> **EXTRACTED ENTRIES**:

——

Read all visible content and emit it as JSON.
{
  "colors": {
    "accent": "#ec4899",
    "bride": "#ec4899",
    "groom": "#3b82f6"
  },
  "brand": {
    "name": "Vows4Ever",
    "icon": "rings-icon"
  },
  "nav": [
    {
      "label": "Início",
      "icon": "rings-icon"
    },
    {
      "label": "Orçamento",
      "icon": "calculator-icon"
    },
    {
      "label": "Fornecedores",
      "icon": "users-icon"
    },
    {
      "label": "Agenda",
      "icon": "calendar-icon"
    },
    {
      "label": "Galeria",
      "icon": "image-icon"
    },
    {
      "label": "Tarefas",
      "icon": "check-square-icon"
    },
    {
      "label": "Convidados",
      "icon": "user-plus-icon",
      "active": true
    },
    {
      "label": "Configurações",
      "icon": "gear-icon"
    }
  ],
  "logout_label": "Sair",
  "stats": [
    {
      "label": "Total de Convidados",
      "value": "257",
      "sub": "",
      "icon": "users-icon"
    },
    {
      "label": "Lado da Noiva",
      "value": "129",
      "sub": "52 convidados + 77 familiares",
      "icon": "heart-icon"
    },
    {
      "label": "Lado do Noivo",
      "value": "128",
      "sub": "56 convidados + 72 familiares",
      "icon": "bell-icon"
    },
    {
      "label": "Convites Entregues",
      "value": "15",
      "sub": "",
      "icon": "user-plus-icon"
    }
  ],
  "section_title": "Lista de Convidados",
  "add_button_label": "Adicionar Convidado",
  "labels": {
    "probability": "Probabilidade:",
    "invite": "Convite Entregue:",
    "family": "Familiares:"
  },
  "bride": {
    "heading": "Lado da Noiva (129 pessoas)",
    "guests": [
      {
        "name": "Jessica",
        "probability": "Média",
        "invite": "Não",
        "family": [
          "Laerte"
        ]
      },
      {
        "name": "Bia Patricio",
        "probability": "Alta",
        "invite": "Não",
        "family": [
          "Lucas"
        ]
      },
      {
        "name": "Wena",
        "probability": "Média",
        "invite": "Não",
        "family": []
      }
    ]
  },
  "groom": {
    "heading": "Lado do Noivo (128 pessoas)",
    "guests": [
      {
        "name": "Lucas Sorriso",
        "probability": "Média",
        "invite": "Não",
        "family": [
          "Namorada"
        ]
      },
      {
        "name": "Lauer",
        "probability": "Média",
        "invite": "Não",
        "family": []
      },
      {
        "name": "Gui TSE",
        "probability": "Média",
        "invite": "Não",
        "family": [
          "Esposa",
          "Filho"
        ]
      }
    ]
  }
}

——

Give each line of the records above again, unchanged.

> **REPLY**:
Read all visible content and emit it as JSON.
{
  "colors": {
    "accent": "#ec4899",
    "bride": "#ec4899",
    "groom": "#3b82f6"
  },
  "brand": {
    "name": "Vows4Ever",
    "icon": "rings-icon"
  },
  "nav": [
    {
      "label": "Início",
      "icon": "rings-icon"
    },
    {
      "label": "Orçamento",
      "icon": "calculator-icon"
    },
    {
      "label": "Fornecedores",
      "icon": "users-icon"
    },
    {
      "label": "Agenda",
      "icon": "calendar-icon"
    },
    {
      "label": "Galeria",
      "icon": "image-icon"
    },
    {
      "label": "Tarefas",
      "icon": "check-square-icon"
    },
    {
      "label": "Convidados",
      "icon": "user-plus-icon",
      "active": true
    },
    {
      "label": "Configurações",
      "icon": "gear-icon"
    }
  ],
  "logout_label": "Sair",
  "stats": [
    {
      "label": "Total de Convidados",
      "value": "257",
      "sub": "",
      "icon": "users-icon"
    },
    {
      "label": "Lado da Noiva",
      "value": "129",
      "sub": "52 convidados + 77 familiares",
      "icon": "heart-icon"
    },
    {
      "label": "Lado do Noivo",
      "value": "128",
      "sub": "56 convidados + 72 familiares",
      "icon": "bell-icon"
    },
    {
      "label": "Convites Entregues",
      "value": "15",
      "sub": "",
      "icon": "user-plus-icon"
    }
  ],
  "section_title": "Lista de Convidados",
  "add_button_label": "Adicionar Convidado",
  "labels": {
    "probability": "Probabilidade:",
    "invite": "Convite Entregue:",
    "family": "Familiares:"
  },
  "bride": {
    "heading": "Lado da Noiva (129 pessoas)",
    "guests": [
      {
        "name": "Jessica",
        "probability": "Média",
        "invite": "Não",
        "family": [
          "Laerte"
        ]
      },
      {
        "name": "Bia Patricio",
        "probability": "Alta",
        "invite": "Não",
        "family": [
          "Lucas"
        ]
      },
      {
        "name": "Wena",
        "probability": "Média",
        "invite": "Não",
        "family": []
      }
    ]
  },
  "groom": {
    "heading": "Lado do Noivo (128 pessoas)",
    "guests": [
      {
        "name": "Lucas Sorriso",
        "probability": "Média",
        "invite": "Não",
        "family": [
          "Namorada"
        ]
      },
      {
        "name": "Lauer",
        "probability": "Média",
        "invite": "Não",
        "family": []
      },
      {
        "name": "Gui TSE",
        "probability": "Média",
        "invite": "Não",
        "family": [
          "Esposa",
          "Filho"
        ]
      }
    ]
  }
}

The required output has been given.